| Aim of the exercise |
When a line below contains the string "this", show that line.

** The records follows **

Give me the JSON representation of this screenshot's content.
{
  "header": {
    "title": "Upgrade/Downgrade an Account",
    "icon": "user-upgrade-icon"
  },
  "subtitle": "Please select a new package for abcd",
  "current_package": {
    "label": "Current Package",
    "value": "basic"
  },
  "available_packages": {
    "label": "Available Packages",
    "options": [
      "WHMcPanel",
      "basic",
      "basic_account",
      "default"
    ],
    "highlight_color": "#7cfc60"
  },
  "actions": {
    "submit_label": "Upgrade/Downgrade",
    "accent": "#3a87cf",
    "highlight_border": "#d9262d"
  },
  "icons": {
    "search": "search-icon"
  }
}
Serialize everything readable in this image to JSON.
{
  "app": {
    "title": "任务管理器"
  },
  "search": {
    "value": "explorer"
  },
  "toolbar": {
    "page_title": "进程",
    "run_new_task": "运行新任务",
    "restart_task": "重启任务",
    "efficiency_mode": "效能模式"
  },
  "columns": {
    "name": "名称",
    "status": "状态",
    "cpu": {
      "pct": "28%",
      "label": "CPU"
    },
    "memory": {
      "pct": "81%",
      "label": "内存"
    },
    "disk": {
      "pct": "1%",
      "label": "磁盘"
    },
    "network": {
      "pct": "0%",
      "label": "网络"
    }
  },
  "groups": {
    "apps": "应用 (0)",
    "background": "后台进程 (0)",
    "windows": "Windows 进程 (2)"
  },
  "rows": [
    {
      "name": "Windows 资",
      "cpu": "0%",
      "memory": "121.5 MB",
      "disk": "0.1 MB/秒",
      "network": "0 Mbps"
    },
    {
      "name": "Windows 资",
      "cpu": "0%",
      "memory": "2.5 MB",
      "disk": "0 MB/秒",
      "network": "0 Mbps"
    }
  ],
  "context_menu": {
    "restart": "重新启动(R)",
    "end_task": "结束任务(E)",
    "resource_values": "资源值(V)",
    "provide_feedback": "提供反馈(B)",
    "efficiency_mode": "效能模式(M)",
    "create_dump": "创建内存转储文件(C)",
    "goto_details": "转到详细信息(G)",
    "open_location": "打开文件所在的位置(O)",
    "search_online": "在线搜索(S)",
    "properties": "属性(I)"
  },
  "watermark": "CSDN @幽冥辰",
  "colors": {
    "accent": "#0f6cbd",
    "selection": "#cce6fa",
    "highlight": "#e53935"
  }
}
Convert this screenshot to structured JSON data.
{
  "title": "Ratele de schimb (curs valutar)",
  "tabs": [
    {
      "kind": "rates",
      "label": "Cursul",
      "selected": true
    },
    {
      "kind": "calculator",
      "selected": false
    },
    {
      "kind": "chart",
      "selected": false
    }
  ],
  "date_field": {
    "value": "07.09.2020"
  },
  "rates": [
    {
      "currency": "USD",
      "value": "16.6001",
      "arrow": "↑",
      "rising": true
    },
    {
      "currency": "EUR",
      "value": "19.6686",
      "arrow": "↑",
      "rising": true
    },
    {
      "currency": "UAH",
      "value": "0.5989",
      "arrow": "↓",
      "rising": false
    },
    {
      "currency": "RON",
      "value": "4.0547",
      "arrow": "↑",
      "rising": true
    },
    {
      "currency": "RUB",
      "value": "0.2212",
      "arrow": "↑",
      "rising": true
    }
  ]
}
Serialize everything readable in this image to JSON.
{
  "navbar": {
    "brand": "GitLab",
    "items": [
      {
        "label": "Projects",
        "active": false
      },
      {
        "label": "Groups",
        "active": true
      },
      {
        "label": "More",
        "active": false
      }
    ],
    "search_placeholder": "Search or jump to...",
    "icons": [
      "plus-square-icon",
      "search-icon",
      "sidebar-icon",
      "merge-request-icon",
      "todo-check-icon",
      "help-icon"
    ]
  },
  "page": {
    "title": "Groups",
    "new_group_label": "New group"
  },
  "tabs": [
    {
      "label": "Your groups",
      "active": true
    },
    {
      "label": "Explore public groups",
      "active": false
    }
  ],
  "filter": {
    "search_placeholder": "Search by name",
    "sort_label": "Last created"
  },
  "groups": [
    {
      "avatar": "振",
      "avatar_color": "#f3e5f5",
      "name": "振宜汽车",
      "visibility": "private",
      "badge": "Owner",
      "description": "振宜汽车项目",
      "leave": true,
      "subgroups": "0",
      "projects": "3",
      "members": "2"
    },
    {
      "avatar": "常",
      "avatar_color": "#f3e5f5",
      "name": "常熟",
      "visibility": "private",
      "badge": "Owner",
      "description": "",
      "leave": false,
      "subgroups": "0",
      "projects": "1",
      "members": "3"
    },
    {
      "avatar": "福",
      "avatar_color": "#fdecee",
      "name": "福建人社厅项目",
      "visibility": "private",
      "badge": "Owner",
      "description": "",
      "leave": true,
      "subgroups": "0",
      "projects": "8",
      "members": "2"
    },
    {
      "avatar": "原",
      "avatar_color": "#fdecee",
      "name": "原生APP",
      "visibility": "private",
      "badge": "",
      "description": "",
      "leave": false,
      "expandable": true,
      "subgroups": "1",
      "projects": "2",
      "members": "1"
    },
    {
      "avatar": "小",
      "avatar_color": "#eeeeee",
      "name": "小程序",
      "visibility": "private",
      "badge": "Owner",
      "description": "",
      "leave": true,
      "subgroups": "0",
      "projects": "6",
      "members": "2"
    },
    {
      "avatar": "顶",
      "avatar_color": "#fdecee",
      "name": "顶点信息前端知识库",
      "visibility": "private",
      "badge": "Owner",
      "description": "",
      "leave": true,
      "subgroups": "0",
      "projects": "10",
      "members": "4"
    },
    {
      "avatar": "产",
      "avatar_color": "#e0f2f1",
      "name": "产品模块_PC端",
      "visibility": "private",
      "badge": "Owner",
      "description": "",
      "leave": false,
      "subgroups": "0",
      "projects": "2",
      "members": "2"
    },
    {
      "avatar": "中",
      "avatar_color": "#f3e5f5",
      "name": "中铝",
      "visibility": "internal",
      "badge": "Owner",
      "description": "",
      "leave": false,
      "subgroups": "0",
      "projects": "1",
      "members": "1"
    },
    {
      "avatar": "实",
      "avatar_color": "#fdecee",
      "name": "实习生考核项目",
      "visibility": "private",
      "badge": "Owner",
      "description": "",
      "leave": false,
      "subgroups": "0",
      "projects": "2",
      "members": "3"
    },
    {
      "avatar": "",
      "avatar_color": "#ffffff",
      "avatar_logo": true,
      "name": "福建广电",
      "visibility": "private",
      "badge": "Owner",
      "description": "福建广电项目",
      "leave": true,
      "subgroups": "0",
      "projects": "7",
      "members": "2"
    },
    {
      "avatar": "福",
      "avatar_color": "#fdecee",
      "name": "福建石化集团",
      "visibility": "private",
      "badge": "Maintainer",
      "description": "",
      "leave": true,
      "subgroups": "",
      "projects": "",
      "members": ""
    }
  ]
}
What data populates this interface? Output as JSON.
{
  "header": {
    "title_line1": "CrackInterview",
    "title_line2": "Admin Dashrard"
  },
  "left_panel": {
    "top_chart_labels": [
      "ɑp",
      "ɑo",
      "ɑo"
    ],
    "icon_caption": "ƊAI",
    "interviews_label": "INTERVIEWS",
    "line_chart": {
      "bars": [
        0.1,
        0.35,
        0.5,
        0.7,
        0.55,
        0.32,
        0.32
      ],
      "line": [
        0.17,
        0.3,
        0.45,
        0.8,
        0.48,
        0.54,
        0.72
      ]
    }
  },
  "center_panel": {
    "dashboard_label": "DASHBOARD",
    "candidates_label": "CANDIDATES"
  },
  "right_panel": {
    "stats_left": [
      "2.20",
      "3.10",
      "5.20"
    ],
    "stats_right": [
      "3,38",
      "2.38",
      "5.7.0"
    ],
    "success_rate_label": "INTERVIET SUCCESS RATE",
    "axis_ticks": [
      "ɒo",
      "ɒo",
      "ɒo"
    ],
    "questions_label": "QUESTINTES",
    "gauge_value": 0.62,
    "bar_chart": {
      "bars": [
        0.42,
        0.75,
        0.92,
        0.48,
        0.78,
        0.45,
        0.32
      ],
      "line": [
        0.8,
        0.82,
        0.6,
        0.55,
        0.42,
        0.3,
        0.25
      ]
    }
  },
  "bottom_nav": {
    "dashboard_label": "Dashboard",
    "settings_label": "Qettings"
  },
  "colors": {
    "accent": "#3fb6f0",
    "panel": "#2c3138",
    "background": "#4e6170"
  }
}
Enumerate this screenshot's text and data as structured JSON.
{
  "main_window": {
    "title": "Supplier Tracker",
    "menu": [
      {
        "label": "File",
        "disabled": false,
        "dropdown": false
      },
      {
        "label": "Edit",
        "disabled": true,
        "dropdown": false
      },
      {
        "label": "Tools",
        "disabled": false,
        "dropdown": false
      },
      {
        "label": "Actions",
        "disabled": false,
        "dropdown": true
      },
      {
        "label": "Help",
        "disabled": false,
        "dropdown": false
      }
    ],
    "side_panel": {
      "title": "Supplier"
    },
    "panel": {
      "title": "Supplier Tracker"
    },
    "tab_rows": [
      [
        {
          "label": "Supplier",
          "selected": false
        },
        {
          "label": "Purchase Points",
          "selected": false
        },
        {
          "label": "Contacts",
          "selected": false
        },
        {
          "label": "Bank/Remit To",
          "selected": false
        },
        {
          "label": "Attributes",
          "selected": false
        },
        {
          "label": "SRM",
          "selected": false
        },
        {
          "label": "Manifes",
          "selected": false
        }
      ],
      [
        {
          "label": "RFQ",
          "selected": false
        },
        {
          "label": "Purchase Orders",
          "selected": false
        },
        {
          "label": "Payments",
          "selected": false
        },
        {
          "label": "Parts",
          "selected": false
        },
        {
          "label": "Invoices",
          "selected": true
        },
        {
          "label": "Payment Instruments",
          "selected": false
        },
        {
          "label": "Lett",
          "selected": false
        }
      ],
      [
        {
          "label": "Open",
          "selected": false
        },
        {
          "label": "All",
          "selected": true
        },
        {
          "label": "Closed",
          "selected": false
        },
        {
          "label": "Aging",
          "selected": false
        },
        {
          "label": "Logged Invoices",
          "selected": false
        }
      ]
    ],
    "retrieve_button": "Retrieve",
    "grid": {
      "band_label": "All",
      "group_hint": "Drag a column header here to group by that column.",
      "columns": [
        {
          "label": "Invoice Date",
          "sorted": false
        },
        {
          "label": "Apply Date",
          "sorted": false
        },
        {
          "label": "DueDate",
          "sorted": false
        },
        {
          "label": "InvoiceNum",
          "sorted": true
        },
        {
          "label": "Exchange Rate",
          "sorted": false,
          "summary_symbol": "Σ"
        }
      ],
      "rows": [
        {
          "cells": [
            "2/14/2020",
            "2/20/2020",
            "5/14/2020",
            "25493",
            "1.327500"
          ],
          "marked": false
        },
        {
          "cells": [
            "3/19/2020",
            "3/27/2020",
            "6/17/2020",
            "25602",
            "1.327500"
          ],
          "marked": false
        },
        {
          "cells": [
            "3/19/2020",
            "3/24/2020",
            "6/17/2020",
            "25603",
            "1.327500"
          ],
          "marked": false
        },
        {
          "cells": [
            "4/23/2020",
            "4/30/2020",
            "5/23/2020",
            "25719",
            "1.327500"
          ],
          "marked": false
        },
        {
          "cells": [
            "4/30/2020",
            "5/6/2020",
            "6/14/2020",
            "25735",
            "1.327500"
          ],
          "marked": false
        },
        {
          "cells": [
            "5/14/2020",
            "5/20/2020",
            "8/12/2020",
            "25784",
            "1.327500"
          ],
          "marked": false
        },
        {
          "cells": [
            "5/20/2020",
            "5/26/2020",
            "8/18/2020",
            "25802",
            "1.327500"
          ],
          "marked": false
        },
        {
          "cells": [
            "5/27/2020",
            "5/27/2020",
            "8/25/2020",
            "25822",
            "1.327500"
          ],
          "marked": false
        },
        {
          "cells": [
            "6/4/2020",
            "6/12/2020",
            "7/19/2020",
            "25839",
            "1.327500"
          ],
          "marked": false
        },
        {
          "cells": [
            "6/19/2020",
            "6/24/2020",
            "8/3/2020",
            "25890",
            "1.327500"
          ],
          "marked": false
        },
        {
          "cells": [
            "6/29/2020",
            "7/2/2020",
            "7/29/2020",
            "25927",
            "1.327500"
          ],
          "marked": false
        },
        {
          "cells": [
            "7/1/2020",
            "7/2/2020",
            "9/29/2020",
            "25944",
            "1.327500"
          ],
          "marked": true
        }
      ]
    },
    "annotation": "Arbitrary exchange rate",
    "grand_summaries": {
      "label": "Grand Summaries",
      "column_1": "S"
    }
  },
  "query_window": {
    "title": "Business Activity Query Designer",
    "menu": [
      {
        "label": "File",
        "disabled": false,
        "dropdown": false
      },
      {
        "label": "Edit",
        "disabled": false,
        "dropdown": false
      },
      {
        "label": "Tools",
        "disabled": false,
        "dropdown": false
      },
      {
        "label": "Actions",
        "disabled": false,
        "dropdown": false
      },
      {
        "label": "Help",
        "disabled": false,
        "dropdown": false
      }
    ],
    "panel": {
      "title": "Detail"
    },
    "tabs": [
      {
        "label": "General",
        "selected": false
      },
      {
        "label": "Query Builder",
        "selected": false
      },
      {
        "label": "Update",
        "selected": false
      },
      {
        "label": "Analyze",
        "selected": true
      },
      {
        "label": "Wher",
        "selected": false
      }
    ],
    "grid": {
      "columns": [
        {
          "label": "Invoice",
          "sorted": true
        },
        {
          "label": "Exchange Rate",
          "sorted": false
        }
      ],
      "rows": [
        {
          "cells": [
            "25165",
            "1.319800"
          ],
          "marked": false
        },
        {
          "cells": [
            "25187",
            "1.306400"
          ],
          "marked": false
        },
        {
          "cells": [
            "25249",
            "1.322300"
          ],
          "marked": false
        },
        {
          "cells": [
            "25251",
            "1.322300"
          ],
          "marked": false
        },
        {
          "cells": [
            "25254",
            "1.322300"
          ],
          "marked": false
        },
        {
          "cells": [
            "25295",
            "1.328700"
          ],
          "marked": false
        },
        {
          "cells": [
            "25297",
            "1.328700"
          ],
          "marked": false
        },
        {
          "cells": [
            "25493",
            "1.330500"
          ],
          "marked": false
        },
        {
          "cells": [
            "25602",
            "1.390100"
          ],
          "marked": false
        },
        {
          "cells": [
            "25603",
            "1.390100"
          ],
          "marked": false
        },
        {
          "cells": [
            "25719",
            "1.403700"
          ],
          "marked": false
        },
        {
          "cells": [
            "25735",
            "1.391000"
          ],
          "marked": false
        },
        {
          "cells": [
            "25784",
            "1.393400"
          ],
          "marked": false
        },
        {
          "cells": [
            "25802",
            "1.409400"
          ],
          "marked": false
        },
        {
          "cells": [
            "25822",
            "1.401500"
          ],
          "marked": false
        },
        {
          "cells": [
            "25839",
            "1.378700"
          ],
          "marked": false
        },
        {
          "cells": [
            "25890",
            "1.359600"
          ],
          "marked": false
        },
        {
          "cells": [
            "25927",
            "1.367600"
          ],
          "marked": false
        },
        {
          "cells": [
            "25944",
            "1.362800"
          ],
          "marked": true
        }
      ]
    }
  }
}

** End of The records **

| The answer |
Give me the JSON representation of this screenshot's content.
Serialize everything readable in this image to JSON.
Convert this screenshot to structured JSON data.
Serialize everything readable in this image to JSON.
What data populates this interface? Output as JSON.
Enumerate this screenshot's text and data as structured JSON.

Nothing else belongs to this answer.